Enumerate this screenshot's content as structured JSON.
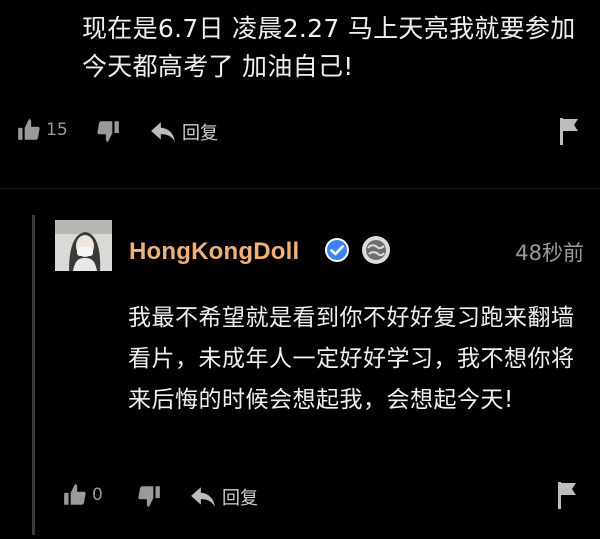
{
  "top_comment": {
    "text": "现在是6.7日 凌晨2.27 马上天亮我就要参加今天都高考了 加油自己!",
    "like_count": "15",
    "reply_label": "回复"
  },
  "reply": {
    "username": "HongKongDoll",
    "timestamp": "48秒前",
    "text": "我最不希望就是看到你不好好复习跑来翻墙看片，未成年人一定好好学习，我不想你将来后悔的时候会想起我，会想起今天!",
    "like_count": "0",
    "reply_label": "回复"
  },
  "icons": [
    "thumbs-up-icon",
    "thumbs-down-icon",
    "reply-arrow-icon",
    "flag-icon",
    "verified-icon",
    "globe-badge-icon"
  ],
  "colors": {
    "background": "#000000",
    "username": "#f0b07a",
    "verified": "#3b82f6",
    "muted": "#9a9a9a"
  }
}
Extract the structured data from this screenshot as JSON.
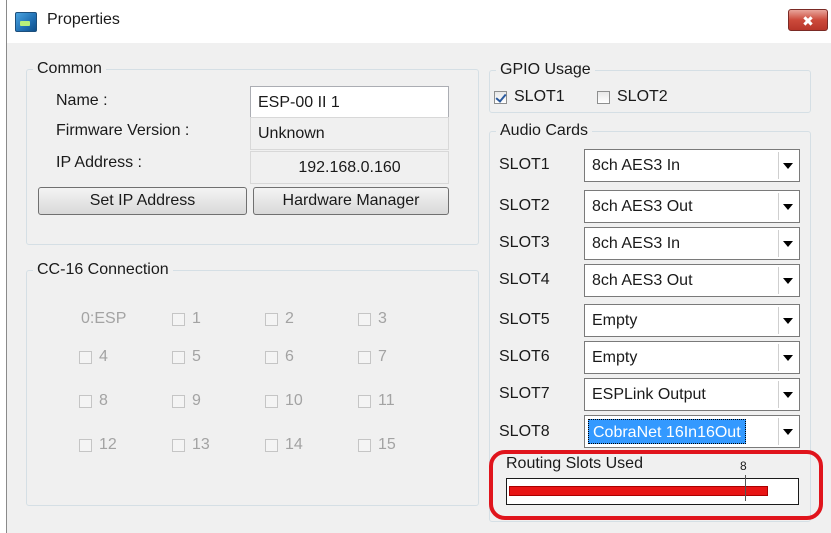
{
  "window": {
    "title": "Properties",
    "close_glyph": "✖"
  },
  "common": {
    "legend": "Common",
    "name_label": "Name :",
    "name_value": "ESP-00 II 1",
    "firmware_label": "Firmware Version :",
    "firmware_value": "Unknown",
    "ip_label": "IP Address :",
    "ip_value": "192.168.0.160",
    "set_ip_button": "Set IP Address",
    "hardware_manager_button": "Hardware Manager"
  },
  "cc16": {
    "legend": "CC-16 Connection",
    "esp_label": "0:ESP",
    "items": [
      {
        "label": "1",
        "checked": false
      },
      {
        "label": "2",
        "checked": false
      },
      {
        "label": "3",
        "checked": false
      },
      {
        "label": "4",
        "checked": false
      },
      {
        "label": "5",
        "checked": false
      },
      {
        "label": "6",
        "checked": false
      },
      {
        "label": "7",
        "checked": false
      },
      {
        "label": "8",
        "checked": false
      },
      {
        "label": "9",
        "checked": false
      },
      {
        "label": "10",
        "checked": false
      },
      {
        "label": "11",
        "checked": false
      },
      {
        "label": "12",
        "checked": false
      },
      {
        "label": "13",
        "checked": false
      },
      {
        "label": "14",
        "checked": false
      },
      {
        "label": "15",
        "checked": false
      }
    ]
  },
  "gpio": {
    "legend": "GPIO Usage",
    "slot1": {
      "label": "SLOT1",
      "checked": true
    },
    "slot2": {
      "label": "SLOT2",
      "checked": false
    }
  },
  "audio_cards": {
    "legend": "Audio Cards",
    "slots": [
      {
        "label": "SLOT1",
        "value": "8ch AES3 In"
      },
      {
        "label": "SLOT2",
        "value": "8ch AES3 Out"
      },
      {
        "label": "SLOT3",
        "value": "8ch AES3 In"
      },
      {
        "label": "SLOT4",
        "value": "8ch AES3 Out"
      },
      {
        "label": "SLOT5",
        "value": "Empty"
      },
      {
        "label": "SLOT6",
        "value": "Empty"
      },
      {
        "label": "SLOT7",
        "value": "ESPLink Output"
      },
      {
        "label": "SLOT8",
        "value": "CobraNet 16In16Out"
      }
    ]
  },
  "routing": {
    "label": "Routing Slots Used",
    "max_label": "8",
    "used_fraction": 0.99,
    "colors": {
      "fill": "#e81414",
      "highlight": "#e0141c"
    }
  }
}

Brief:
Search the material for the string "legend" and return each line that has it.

Written response:
    "legend": "Common",
    "legend": "CC-16 Connection",
    "legend": "GPIO Usage",
    "legend": "Audio Cards",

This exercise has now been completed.